As with many events catering thirty-or-so people, the dinner orders were made and paid in advance. The menu was quite sophisticated for an event of its kind, but not ill-fitting for the establishment. Among the starters was a Chicken and Cranberry Parfait (see pictured), which was my choice.
Could it finally be – after nearly six years – that we have found a restaurant that gets it right? With the bread rolls in a basket on each table, plus those on the plate, there was enough to use all the pâté. No one was scooping it out of the ramequin with their fork, or otherwise just leaving it to waste. One comment though – where were the cranberries? If they were just part of the pâté, they were totally undetectable.
Moving on to the mains now: the usual Chicken or Fish decision. Unless you’re a vegetarian, of course – a suitable option was available. Given I had a meat-based starter, it seemed fitting to follow up with fish.

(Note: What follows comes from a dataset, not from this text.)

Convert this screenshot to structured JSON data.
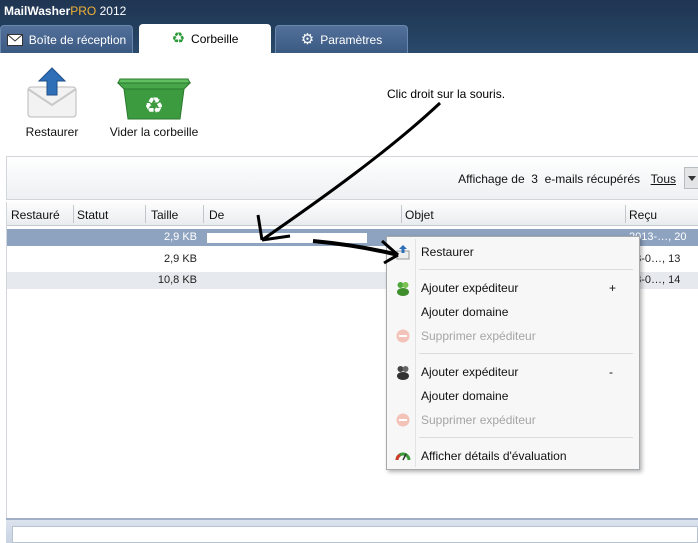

A Medallion of Poached Salmon (see pictured), served with spinach, tomatoes and a Hollandaise Sauce.
Such a dish would have been sufficient as it was, without the addition of a number of further vegetables – potatoes of both New and Roasted varieties, plus broccoli and carrots. With a piece of fish as rich and succulent as that which I was given, plus the generous helping of the creamy and flavoursome Hollandaise, the accompanying elements were doing little more than taking up space on the plate.
Dessert is where the major disappointment occurred. I distinctly remember pre-ordering the Raspberry Bavarois (see pictured), as I had been curious as to the nature of such a dish (and sampled a similar one in a recent trip to London). However, to my dismay, Profiteroles (see pictured below) were brought instead.
It’s a rule of mine to never complain about and/or send back any dish brought in error unless I cannot justifiably eat it. On this occasion, I wish I had broken that rule, because I did not enjoy the dessert at all. The choux pastry was thick, heavy and of a texture that reminded me of a shoe sole, aided by neither the cream nor the chocolate sauce, which was more like treacle than anything in terms of consistency. The best part was the massive strawberry on the side: the one redeeming feature.
Quite a mixed bag, really. Things had been looking up before pudding, so it’s a shame things were so unsatisfactory in that final part. My advice to any would-be party-goers here: treble-check the pre-orders before you send them off. Don’t risk the disappointment.